#### What to work on
Go through the records below and report each line with "JSON" in it.

#### Provided records
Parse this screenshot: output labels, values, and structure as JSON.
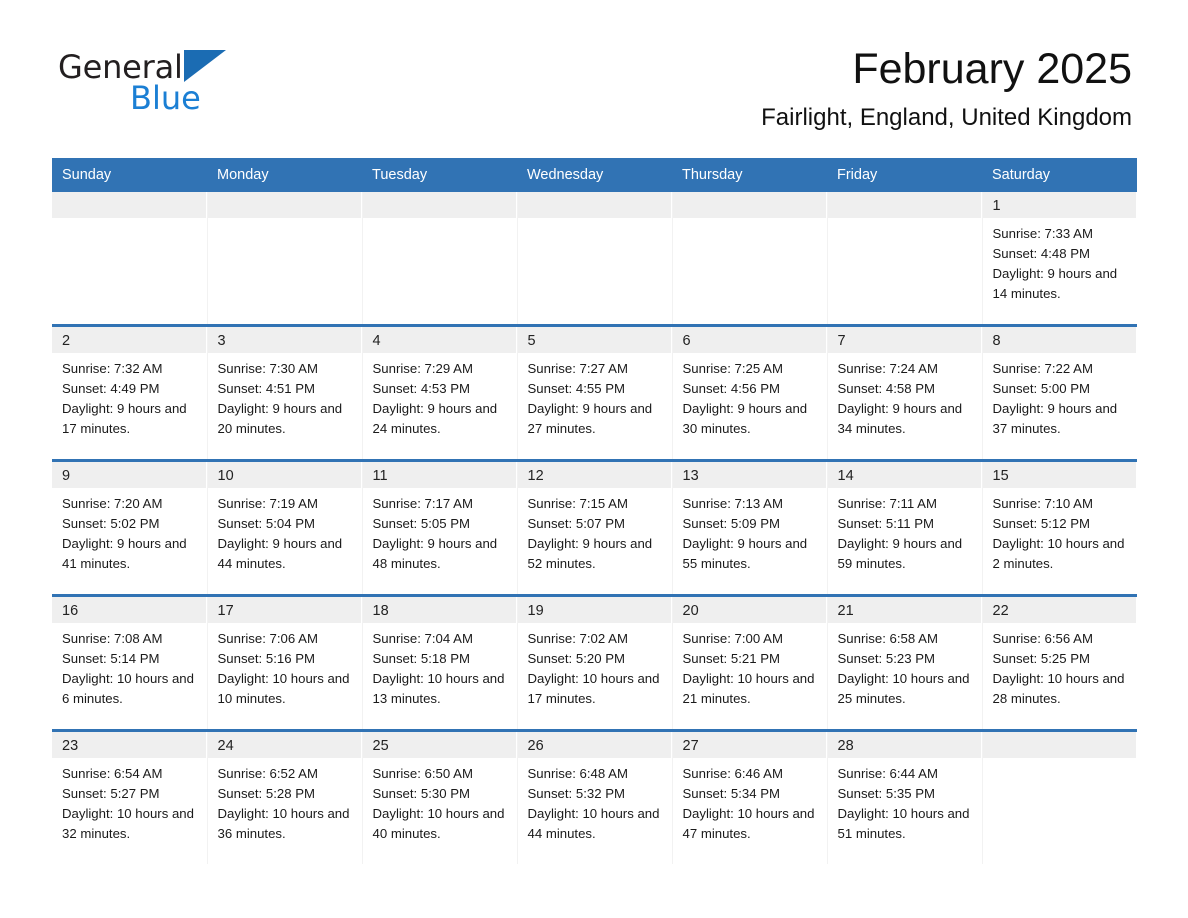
{
  "brand": {
    "name_part1": "General",
    "name_part2": "Blue",
    "logo_icon": "triangle-logo-icon",
    "accent_color": "#1b6cb3"
  },
  "header": {
    "title": "February 2025",
    "location": "Fairlight, England, United Kingdom"
  },
  "theme": {
    "header_blue": "#3173b4",
    "daynum_band": "#efefef",
    "text": "#1a1a1a"
  },
  "weekdays": [
    "Sunday",
    "Monday",
    "Tuesday",
    "Wednesday",
    "Thursday",
    "Friday",
    "Saturday"
  ],
  "weeks": [
    [
      {
        "day": "",
        "empty": true
      },
      {
        "day": "",
        "empty": true
      },
      {
        "day": "",
        "empty": true
      },
      {
        "day": "",
        "empty": true
      },
      {
        "day": "",
        "empty": true
      },
      {
        "day": "",
        "empty": true
      },
      {
        "day": "1",
        "sunrise": "Sunrise: 7:33 AM",
        "sunset": "Sunset: 4:48 PM",
        "daylight": "Daylight: 9 hours and 14 minutes."
      }
    ],
    [
      {
        "day": "2",
        "sunrise": "Sunrise: 7:32 AM",
        "sunset": "Sunset: 4:49 PM",
        "daylight": "Daylight: 9 hours and 17 minutes."
      },
      {
        "day": "3",
        "sunrise": "Sunrise: 7:30 AM",
        "sunset": "Sunset: 4:51 PM",
        "daylight": "Daylight: 9 hours and 20 minutes."
      },
      {
        "day": "4",
        "sunrise": "Sunrise: 7:29 AM",
        "sunset": "Sunset: 4:53 PM",
        "daylight": "Daylight: 9 hours and 24 minutes."
      },
      {
        "day": "5",
        "sunrise": "Sunrise: 7:27 AM",
        "sunset": "Sunset: 4:55 PM",
        "daylight": "Daylight: 9 hours and 27 minutes."
      },
      {
        "day": "6",
        "sunrise": "Sunrise: 7:25 AM",
        "sunset": "Sunset: 4:56 PM",
        "daylight": "Daylight: 9 hours and 30 minutes."
      },
      {
        "day": "7",
        "sunrise": "Sunrise: 7:24 AM",
        "sunset": "Sunset: 4:58 PM",
        "daylight": "Daylight: 9 hours and 34 minutes."
      },
      {
        "day": "8",
        "sunrise": "Sunrise: 7:22 AM",
        "sunset": "Sunset: 5:00 PM",
        "daylight": "Daylight: 9 hours and 37 minutes."
      }
    ],
    [
      {
        "day": "9",
        "sunrise": "Sunrise: 7:20 AM",
        "sunset": "Sunset: 5:02 PM",
        "daylight": "Daylight: 9 hours and 41 minutes."
      },
      {
        "day": "10",
        "sunrise": "Sunrise: 7:19 AM",
        "sunset": "Sunset: 5:04 PM",
        "daylight": "Daylight: 9 hours and 44 minutes."
      },
      {
        "day": "11",
        "sunrise": "Sunrise: 7:17 AM",
        "sunset": "Sunset: 5:05 PM",
        "daylight": "Daylight: 9 hours and 48 minutes."
      },
      {
        "day": "12",
        "sunrise": "Sunrise: 7:15 AM",
        "sunset": "Sunset: 5:07 PM",
        "daylight": "Daylight: 9 hours and 52 minutes."
      },
      {
        "day": "13",
        "sunrise": "Sunrise: 7:13 AM",
        "sunset": "Sunset: 5:09 PM",
        "daylight": "Daylight: 9 hours and 55 minutes."
      },
      {
        "day": "14",
        "sunrise": "Sunrise: 7:11 AM",
        "sunset": "Sunset: 5:11 PM",
        "daylight": "Daylight: 9 hours and 59 minutes."
      },
      {
        "day": "15",
        "sunrise": "Sunrise: 7:10 AM",
        "sunset": "Sunset: 5:12 PM",
        "daylight": "Daylight: 10 hours and 2 minutes."
      }
    ],
    [
      {
        "day": "16",
        "sunrise": "Sunrise: 7:08 AM",
        "sunset": "Sunset: 5:14 PM",
        "daylight": "Daylight: 10 hours and 6 minutes."
      },
      {
        "day": "17",
        "sunrise": "Sunrise: 7:06 AM",
        "sunset": "Sunset: 5:16 PM",
        "daylight": "Daylight: 10 hours and 10 minutes."
      },
      {
        "day": "18",
        "sunrise": "Sunrise: 7:04 AM",
        "sunset": "Sunset: 5:18 PM",
        "daylight": "Daylight: 10 hours and 13 minutes."
      },
      {
        "day": "19",
        "sunrise": "Sunrise: 7:02 AM",
        "sunset": "Sunset: 5:20 PM",
        "daylight": "Daylight: 10 hours and 17 minutes."
      },
      {
        "day": "20",
        "sunrise": "Sunrise: 7:00 AM",
        "sunset": "Sunset: 5:21 PM",
        "daylight": "Daylight: 10 hours and 21 minutes."
      },
      {
        "day": "21",
        "sunrise": "Sunrise: 6:58 AM",
        "sunset": "Sunset: 5:23 PM",
        "daylight": "Daylight: 10 hours and 25 minutes."
      },
      {
        "day": "22",
        "sunrise": "Sunrise: 6:56 AM",
        "sunset": "Sunset: 5:25 PM",
        "daylight": "Daylight: 10 hours and 28 minutes."
      }
    ],
    [
      {
        "day": "23",
        "sunrise": "Sunrise: 6:54 AM",
        "sunset": "Sunset: 5:27 PM",
        "daylight": "Daylight: 10 hours and 32 minutes."
      },
      {
        "day": "24",
        "sunrise": "Sunrise: 6:52 AM",
        "sunset": "Sunset: 5:28 PM",
        "daylight": "Daylight: 10 hours and 36 minutes."
      },
      {
        "day": "25",
        "sunrise": "Sunrise: 6:50 AM",
        "sunset": "Sunset: 5:30 PM",
        "daylight": "Daylight: 10 hours and 40 minutes."
      },
      {
        "day": "26",
        "sunrise": "Sunrise: 6:48 AM",
        "sunset": "Sunset: 5:32 PM",
        "daylight": "Daylight: 10 hours and 44 minutes."
      },
      {
        "day": "27",
        "sunrise": "Sunrise: 6:46 AM",
        "sunset": "Sunset: 5:34 PM",
        "daylight": "Daylight: 10 hours and 47 minutes."
      },
      {
        "day": "28",
        "sunrise": "Sunrise: 6:44 AM",
        "sunset": "Sunset: 5:35 PM",
        "daylight": "Daylight: 10 hours and 51 minutes."
      },
      {
        "day": "",
        "empty": true
      }
    ]
  ]
}
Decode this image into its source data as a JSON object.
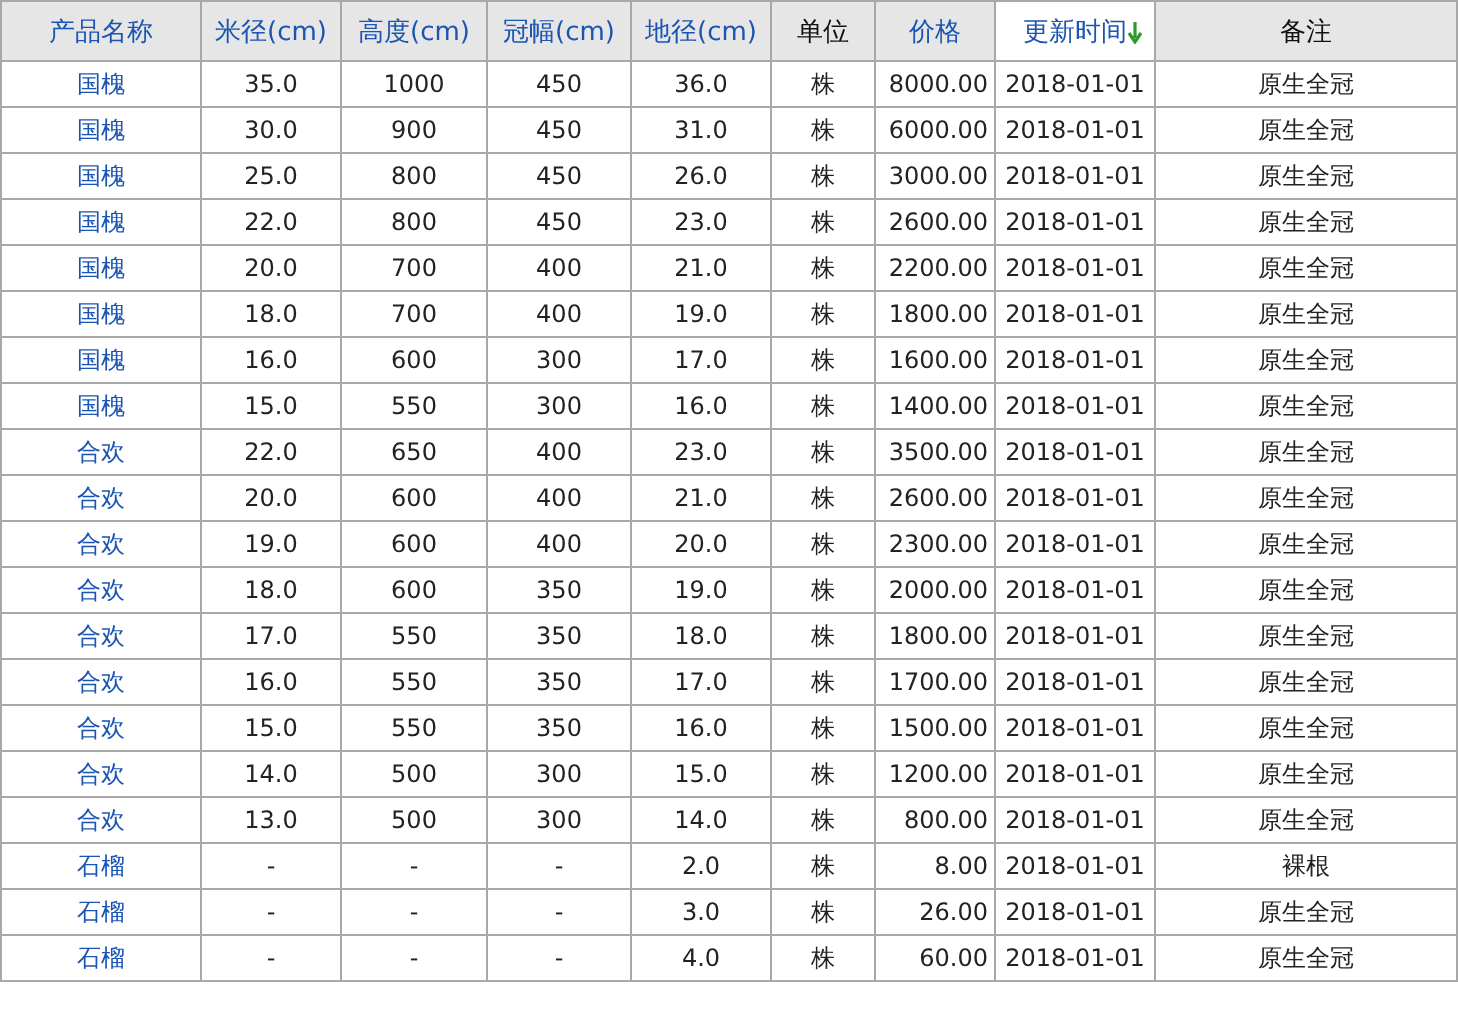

#### Worked solution
Parse this screenshot: output labels, values, and structure as JSON.
Decode this image into its source data as a JSON object.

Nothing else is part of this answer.